The ineffectiveness of sanctions is incredibly concerning because it means that there is very little the West can do to halt North Korean nuclear weapons production. The U.S. could attempt to launch targeted airstrikes against North Korean nuclear facilities, but this would risk massive escalation on the peninsula, placing Seoul and Tokyo in Pyongyang’s crosshairs and potentially leading to conflict with China. In other words, if the United States chooses to do nothing, it may end up with a North Korean arsenal that is “likely to keep growing. If [the U.S. does] nothing… it will grow in number, grow to threaten the continental United States, and eventually grow to include very powerful staged-thermonuclear weapons” (1). However, if the United States chooses to use military power to destroy North Korea’s arsenal, it risks sparking a major regional war that could draw in a number of great powers. There are no easy solutions, and the question of how best to deal with North Korea is only made more complex by the competing interests of external powers like China. However, the United States and its regional allies can no longer afford to simply wait out the Kim regime. More decisive action is required.
(1) Lewis, Jeffrey. “North Korea’s Nuke Program Is Way More Sophisticated Than You Think.” Foreign Policy. September 9, 2016. Web.
(2) “North Korea: Missile.” Nuclear Threat Initiative. September 2016. Web.
(3) Park, Ju-min and Jack Kim. “North Korea fires submarine-launched ballistic missile towards Japan.” Reuters. August 24, 2016. Web.
(4) Pollack, Jonathan D. “What makes this North Korean nuclear test different.” Brookings. September 9, 2016. Web.
(5) Hudson, John and David Francis. “Why Did Sanctions Fail Against North Korea?” Foreign Policy. September 9, 2016. Web.
(6) For a case study of regime shielding, see Ashford, Emma. “Not So Smart Sanctions: The Failure of Western Restrictions Against Russia.” Foreign Affairs.
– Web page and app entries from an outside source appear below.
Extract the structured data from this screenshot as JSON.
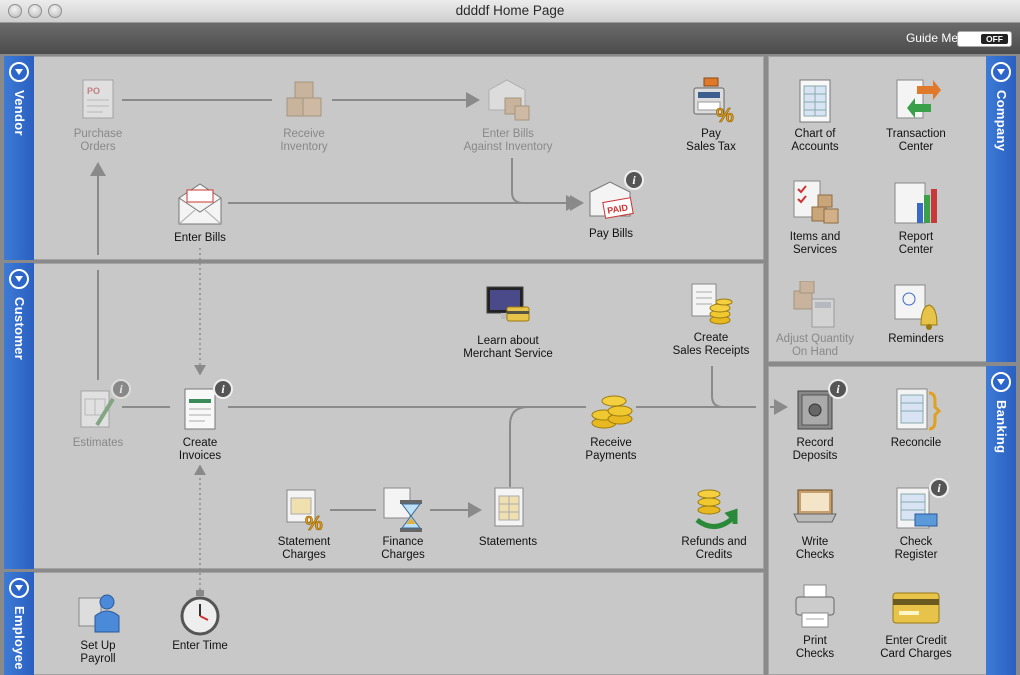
{
  "window": {
    "title": "ddddf Home Page"
  },
  "toolbar": {
    "guide_label": "Guide Me",
    "toggle_state": "OFF"
  },
  "tabs": {
    "vendor": "Vendor",
    "customer": "Customer",
    "employee": "Employee",
    "company": "Company",
    "banking": "Banking"
  },
  "vendor": {
    "purchase_orders": "Purchase\nOrders",
    "receive_inventory": "Receive\nInventory",
    "enter_bills_inventory": "Enter Bills\nAgainst Inventory",
    "pay_sales_tax": "Pay\nSales Tax",
    "enter_bills": "Enter Bills",
    "pay_bills": "Pay Bills"
  },
  "customer": {
    "learn_merchant": "Learn about\nMerchant Service",
    "create_sales_receipts": "Create\nSales Receipts",
    "estimates": "Estimates",
    "create_invoices": "Create\nInvoices",
    "receive_payments": "Receive\nPayments",
    "statement_charges": "Statement\nCharges",
    "finance_charges": "Finance\nCharges",
    "statements": "Statements",
    "refunds_credits": "Refunds and\nCredits"
  },
  "employee": {
    "setup_payroll": "Set Up\nPayroll",
    "enter_time": "Enter Time"
  },
  "company": {
    "chart_accounts": "Chart of\nAccounts",
    "transaction_center": "Transaction\nCenter",
    "items_services": "Items and\nServices",
    "report_center": "Report\nCenter",
    "adjust_quantity": "Adjust Quantity\nOn Hand",
    "reminders": "Reminders"
  },
  "banking": {
    "record_deposits": "Record\nDeposits",
    "reconcile": "Reconcile",
    "write_checks": "Write\nChecks",
    "check_register": "Check\nRegister",
    "print_checks": "Print\nChecks",
    "enter_cc_charges": "Enter Credit\nCard Charges"
  },
  "icons": {
    "info": "i",
    "po_tag": "PO",
    "paid_stamp": "PAID",
    "percent": "%"
  }
}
January/February 2016. Web; for China’s role in backstopping the North Korean economy, see Kuhn, Anthony. “Why China Wants To Squeeze North Korea A Little, But Not Too Much.” NPR. September 9, 2016. Web.
(7) Taewoo, Tim. “Combating North Korea’s Nuclear Blackmail: Proactive Deterrence and the Triad System.” Korean Institute for Defense Analysis. 2012. Web.
Image: © Gordeev20 | Dreamstime.com - North Korean soldier
Sam Seitz is a student at Georgetown University’s Edmund A. Walsh School of Foreign Service, where he studies International Politics, German, and European Studies. He has served as an analyst for the Roosevelt Institute at Georgetown University, specializing in defense and diplomacy, and runs the blog Politics in Theory and Practice. Sam’s areas of interest are, broadly speaking, security studies, alliance networks, European politics, and the intersection between comparative politics and international relations. Sam is also a devoted fan of the University of North Carolina’s men’s basketball team.